When Perception Trumps Reality: Perceived, not Objective, Meaning of Primes Drive Stroop Priming
(English)Manuscript (preprint) (Other academic)
Is semantic priming driven by the objective or perceived meaning of the priming stimulus? This question is relevant as many studies suggest that the objective meaning of invisible stimuli can influence cognitive processes and behavior. In an experiment involving 66 participants, we tested whether the perceived meaning of misperceived stimuli may influence response times. Stroop priming, i.e., longer response times for incongruent versus congruent prime–target pairs, was observed in trials in which the prime was correctly identified. However, reversed Stroop priming was observed when the prime stimulus was incorrectly identified. Even in trials in which participants reported “no” prime percept and identified the primes at close to chance level (i.e., fulfilling both a subjective and objective definition of “subliminal”), Stroop priming corresponded to perceived, not objective, congruency. Under conditions traditionally claimed to be “subliminal,” this allows occasional weak percepts and mispercepts to be intermixed with no percepts.

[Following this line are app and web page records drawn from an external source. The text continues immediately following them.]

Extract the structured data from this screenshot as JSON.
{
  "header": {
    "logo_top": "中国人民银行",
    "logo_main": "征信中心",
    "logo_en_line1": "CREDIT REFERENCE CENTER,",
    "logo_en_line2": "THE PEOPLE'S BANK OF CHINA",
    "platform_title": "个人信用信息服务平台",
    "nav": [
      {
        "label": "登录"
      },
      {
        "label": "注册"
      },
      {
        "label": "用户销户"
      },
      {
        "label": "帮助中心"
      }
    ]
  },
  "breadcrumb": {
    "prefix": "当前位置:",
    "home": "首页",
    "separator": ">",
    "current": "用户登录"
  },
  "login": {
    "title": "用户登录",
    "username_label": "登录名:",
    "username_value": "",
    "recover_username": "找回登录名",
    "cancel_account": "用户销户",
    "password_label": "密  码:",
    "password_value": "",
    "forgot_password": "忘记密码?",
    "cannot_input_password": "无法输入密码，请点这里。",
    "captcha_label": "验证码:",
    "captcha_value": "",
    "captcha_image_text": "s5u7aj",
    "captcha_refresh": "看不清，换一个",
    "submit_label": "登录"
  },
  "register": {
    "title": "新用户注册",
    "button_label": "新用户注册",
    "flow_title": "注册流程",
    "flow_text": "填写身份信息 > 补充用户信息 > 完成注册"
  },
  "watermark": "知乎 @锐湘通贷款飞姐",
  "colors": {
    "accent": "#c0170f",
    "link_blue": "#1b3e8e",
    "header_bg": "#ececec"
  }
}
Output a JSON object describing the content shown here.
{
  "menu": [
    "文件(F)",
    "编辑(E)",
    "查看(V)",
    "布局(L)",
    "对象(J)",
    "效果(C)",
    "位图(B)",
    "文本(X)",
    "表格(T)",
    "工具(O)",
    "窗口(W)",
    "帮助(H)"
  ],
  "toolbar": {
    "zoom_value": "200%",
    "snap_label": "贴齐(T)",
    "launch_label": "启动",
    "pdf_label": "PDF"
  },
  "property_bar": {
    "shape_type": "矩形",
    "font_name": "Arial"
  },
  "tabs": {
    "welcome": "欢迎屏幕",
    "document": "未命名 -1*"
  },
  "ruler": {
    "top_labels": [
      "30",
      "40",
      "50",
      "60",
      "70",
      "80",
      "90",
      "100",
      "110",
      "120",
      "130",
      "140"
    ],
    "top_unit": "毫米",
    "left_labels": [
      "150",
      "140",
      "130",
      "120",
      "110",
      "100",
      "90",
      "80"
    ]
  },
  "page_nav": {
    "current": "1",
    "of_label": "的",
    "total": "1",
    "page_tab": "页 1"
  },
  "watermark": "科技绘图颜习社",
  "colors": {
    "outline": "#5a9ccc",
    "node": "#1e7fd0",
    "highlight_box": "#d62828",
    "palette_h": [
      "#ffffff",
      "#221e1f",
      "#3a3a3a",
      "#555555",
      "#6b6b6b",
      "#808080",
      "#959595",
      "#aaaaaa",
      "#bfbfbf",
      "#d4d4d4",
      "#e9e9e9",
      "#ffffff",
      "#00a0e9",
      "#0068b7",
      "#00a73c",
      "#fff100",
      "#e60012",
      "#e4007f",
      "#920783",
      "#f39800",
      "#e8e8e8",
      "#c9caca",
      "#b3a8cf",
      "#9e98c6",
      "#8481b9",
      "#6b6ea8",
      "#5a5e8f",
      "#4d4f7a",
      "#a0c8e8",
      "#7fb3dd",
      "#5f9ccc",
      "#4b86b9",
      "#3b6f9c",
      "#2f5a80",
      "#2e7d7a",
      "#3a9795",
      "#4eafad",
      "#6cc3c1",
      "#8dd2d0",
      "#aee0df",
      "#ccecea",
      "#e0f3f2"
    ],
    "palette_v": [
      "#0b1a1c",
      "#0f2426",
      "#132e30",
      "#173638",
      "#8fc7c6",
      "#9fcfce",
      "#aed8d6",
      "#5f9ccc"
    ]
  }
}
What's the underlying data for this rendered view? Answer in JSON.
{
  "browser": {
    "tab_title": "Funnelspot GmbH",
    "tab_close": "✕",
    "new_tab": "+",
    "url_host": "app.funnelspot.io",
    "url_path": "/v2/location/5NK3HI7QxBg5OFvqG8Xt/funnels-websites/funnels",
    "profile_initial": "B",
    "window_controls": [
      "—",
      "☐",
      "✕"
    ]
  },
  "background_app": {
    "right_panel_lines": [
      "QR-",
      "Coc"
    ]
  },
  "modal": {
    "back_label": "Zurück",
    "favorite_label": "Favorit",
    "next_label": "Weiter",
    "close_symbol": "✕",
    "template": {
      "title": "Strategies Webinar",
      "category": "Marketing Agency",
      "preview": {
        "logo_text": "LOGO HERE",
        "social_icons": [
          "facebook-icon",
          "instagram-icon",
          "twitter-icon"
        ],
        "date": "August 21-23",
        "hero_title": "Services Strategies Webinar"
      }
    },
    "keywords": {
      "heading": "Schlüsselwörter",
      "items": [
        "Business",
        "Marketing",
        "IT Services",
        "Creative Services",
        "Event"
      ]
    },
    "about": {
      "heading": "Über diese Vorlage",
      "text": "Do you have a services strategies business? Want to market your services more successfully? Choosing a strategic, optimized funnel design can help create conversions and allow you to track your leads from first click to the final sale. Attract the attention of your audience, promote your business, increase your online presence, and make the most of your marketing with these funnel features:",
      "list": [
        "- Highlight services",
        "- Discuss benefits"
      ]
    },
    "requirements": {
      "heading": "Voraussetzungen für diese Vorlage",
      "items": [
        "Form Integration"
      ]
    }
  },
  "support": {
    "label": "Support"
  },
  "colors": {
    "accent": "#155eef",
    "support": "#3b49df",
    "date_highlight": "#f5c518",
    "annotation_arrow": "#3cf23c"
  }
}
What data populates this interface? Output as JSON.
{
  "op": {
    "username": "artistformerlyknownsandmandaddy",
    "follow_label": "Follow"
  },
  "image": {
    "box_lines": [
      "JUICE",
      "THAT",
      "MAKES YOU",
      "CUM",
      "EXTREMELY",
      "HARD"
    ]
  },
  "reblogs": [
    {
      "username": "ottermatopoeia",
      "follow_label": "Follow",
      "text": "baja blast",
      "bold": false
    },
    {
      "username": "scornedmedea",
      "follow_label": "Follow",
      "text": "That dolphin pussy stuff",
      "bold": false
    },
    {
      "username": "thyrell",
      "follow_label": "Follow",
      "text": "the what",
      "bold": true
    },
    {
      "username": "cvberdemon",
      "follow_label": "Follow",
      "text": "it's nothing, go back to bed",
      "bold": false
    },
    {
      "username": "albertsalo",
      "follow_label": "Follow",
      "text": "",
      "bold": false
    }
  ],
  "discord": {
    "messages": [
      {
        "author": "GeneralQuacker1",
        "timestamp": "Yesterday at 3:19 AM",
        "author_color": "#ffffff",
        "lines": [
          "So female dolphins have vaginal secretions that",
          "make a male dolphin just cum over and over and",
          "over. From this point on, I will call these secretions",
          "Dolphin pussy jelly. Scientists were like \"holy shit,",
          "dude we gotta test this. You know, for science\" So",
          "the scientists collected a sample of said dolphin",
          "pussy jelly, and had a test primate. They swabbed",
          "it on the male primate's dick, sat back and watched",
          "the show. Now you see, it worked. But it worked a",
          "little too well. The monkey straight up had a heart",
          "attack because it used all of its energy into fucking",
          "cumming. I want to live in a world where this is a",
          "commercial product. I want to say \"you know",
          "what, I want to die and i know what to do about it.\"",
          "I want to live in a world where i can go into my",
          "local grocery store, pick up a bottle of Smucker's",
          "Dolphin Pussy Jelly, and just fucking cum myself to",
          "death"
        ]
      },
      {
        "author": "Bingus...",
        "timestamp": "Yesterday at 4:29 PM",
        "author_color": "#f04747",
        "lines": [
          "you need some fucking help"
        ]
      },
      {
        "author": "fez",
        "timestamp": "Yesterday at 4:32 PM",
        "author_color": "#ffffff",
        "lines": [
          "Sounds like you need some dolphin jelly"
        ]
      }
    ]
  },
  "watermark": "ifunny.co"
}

Psychology (excluding Applied Psychology)
Research subject Psychology
IdentifiersURN: urn:nbn:se:su:diva-132208OAI: oai:DiVA.org:su-132208DiVA: diva2:950583
FunderLars Hierta Memorial Foundation, FO2015-0940